*** Opening Listed entries ***
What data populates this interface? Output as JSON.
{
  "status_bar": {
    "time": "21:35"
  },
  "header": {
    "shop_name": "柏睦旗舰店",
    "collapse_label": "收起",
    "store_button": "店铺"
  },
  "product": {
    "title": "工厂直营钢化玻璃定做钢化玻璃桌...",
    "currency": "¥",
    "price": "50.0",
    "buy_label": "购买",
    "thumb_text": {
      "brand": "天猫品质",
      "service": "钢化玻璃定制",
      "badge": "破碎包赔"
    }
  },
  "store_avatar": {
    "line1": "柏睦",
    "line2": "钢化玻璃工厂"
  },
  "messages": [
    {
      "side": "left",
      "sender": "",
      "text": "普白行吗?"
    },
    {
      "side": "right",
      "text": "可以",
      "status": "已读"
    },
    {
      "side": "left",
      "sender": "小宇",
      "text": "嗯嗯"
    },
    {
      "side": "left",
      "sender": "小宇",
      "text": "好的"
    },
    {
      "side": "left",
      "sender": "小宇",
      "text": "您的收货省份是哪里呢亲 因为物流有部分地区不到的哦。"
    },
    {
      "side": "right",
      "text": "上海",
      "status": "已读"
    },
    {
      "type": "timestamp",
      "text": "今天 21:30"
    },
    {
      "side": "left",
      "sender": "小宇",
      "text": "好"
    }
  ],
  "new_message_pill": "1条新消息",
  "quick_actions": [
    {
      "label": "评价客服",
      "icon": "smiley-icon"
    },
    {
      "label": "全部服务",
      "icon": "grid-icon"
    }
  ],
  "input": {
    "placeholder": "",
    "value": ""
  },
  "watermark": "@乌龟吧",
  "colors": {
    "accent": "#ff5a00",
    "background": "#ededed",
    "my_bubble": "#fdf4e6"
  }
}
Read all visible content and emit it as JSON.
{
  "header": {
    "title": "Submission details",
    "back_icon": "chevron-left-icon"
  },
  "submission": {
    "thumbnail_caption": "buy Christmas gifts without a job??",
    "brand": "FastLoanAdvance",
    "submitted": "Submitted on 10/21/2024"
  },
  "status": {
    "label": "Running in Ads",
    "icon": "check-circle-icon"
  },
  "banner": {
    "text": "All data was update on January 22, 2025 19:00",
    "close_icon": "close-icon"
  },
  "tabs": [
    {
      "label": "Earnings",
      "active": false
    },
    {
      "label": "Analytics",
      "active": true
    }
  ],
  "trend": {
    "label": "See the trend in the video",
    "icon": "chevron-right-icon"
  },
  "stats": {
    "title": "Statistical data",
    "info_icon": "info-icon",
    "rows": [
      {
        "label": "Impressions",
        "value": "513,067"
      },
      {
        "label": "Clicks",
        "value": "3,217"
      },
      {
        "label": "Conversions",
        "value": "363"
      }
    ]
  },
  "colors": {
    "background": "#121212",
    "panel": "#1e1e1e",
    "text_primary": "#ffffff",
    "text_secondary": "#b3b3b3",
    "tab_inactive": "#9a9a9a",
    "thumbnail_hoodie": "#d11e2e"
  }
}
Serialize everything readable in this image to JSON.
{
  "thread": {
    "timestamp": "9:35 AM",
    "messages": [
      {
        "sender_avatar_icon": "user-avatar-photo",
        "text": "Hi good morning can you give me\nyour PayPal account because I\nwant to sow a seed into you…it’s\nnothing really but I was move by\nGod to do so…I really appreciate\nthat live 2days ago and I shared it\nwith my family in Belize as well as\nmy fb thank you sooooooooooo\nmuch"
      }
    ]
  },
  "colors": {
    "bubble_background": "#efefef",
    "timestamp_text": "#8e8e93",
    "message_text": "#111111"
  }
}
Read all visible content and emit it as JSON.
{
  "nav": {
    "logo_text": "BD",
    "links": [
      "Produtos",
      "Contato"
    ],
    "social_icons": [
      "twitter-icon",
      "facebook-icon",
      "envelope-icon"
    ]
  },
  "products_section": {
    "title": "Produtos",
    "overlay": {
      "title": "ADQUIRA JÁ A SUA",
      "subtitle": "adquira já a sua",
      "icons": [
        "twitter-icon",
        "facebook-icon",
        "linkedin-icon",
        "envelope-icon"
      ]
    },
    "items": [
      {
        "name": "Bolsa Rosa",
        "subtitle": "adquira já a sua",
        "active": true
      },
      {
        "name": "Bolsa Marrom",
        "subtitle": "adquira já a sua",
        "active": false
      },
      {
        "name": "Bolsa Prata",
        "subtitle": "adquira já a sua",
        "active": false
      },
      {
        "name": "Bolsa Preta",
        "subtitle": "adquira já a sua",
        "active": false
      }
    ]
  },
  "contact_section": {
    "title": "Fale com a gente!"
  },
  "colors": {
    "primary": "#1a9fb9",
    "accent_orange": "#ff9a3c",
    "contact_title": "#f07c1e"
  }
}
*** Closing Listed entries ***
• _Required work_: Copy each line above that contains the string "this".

• _The answer_:
What data populates this interface? Output as JSON.
Serialize everything readable in this image to JSON.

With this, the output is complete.